A Phoenix man was arrested this week on suspicion of shooting and killing another motorist in a road rage incident that happened back in March, The Arizona Republic reports. Police say the entire incident took place because the victim looked at Nicolas Elliott “the wrong way.”
Back on March 1, at about 3:15 a.m., 26-year-old Alex W. Mixon was driving in his pickup truck when he approached an intersection, where traffic was stopped at a red light. Mixon apparently looked at Elliott, which allegedly caused Elliott to go into a rage and shoot and kill him.
Immediately after the incident, Phoenix police weren’t sure it was a murder, as Mixon’s truck — with the driver having been fatally shot — continued to move into the intersection, striking a pole and traveling through a wall before finally coming to a stop. Authorities initially suspected that it was a single-vehicle accident.
Mixon, the only occupant of the truck, was taken to a hospital, where he later died of his injuries.
At an autopsy the following day, it was determined that Mixon had died of a gunshot wound.
“The Medical Examiner contacted us and said, ‘Hey, this man did not die of an accident of a collision. He died because of a gunshot wound,'” Thompson said.
Reviewing surveillance camera footage of the incident gave some clues, but the shooting took place outside of the range of the cameras.

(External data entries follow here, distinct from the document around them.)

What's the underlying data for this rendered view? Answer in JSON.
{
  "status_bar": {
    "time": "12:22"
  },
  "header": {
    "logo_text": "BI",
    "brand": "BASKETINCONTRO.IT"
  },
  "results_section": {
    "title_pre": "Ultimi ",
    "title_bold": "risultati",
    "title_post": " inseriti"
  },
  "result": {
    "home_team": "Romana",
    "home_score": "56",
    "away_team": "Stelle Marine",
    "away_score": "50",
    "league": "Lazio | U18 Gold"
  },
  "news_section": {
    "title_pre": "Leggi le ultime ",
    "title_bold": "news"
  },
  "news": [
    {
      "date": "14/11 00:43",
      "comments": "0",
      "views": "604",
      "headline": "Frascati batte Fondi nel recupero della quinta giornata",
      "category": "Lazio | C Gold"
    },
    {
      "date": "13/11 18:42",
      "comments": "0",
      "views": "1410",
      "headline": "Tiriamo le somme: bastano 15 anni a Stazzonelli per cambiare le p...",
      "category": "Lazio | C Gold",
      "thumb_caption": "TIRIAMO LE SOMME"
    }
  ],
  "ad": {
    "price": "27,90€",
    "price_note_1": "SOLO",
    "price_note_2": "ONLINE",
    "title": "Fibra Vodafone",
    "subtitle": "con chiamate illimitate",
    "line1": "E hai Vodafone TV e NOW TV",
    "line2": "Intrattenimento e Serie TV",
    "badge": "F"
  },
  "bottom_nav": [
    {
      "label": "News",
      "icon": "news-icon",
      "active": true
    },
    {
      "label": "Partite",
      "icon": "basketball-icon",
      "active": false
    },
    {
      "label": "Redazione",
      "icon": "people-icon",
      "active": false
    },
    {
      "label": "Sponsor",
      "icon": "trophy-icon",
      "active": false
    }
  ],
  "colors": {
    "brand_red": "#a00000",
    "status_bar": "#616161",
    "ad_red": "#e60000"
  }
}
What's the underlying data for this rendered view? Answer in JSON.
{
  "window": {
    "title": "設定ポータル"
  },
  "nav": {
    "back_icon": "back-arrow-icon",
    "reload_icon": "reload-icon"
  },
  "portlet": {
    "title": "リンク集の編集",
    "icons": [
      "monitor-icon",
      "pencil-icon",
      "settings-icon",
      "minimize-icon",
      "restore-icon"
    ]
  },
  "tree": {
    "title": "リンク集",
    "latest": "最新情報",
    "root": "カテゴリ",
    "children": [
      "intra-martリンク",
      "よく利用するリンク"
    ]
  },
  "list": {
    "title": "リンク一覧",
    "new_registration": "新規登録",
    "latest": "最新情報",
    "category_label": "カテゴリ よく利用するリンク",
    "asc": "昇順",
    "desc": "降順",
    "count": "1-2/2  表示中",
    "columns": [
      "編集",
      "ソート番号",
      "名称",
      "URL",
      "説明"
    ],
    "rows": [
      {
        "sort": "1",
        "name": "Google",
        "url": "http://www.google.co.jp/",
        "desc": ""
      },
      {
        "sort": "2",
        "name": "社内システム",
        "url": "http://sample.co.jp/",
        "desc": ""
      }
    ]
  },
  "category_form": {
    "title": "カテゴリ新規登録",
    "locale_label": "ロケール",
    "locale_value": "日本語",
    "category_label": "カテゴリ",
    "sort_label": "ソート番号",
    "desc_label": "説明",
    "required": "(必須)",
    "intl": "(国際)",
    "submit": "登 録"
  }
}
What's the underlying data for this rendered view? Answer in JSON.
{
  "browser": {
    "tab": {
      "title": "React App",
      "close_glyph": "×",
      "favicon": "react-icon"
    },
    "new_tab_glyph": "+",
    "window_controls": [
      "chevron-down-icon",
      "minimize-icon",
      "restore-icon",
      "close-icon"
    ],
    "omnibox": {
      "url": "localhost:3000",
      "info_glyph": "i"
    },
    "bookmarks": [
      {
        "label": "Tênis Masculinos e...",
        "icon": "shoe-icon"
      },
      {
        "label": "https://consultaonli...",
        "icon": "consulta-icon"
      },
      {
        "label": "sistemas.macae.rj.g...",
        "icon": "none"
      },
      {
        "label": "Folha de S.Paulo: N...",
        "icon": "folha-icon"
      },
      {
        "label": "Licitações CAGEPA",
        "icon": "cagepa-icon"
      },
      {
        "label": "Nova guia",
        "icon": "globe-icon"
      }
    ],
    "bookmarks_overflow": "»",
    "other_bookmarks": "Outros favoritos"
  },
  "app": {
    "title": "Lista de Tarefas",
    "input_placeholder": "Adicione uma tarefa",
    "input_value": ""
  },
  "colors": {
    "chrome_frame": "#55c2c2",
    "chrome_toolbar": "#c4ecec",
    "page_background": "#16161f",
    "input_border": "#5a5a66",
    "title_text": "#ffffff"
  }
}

It was only when a witness came forward that police began their hunt for the alleged murderer.
A ‘DIRTY LOOK’: What started as a fatal car crash investigation - morphed into the search for a murderer, police say. Court docs reveal Nicolas Elliott told witnesses he shot 26yo Alex Mixon because he gave him a dirty look at a red light. #fox10phoenix pic.twitter.com/tVE8hFFLqE— Justin Lum Fox 10 (@jlumfox10) September 28, 2019
A witness told police in July they had overheard Elliott talking about having shot someone in the face because they looked at him (Elliott) the wrong way. Other witnesses corroborated having heard Elliott allegedly bragging about the killing, and witnesses who were at the scene of the crime said that Mixon had done nothing but look at Elliott, who in turn allegedly pulled out his handgun and started firing.
“They found he had been boasting about what he had done,” Thompson said.
In a statement, Mixon’s family thanks the Phoenix Police Department for their work on the case, noting that if it hadn’t been for them, the family might never have known that their loved one had been murdered, instead of dying in a car accident.
“Our family is thankful for all the hard work and dedication from the City of Phoenix Police,” the family said.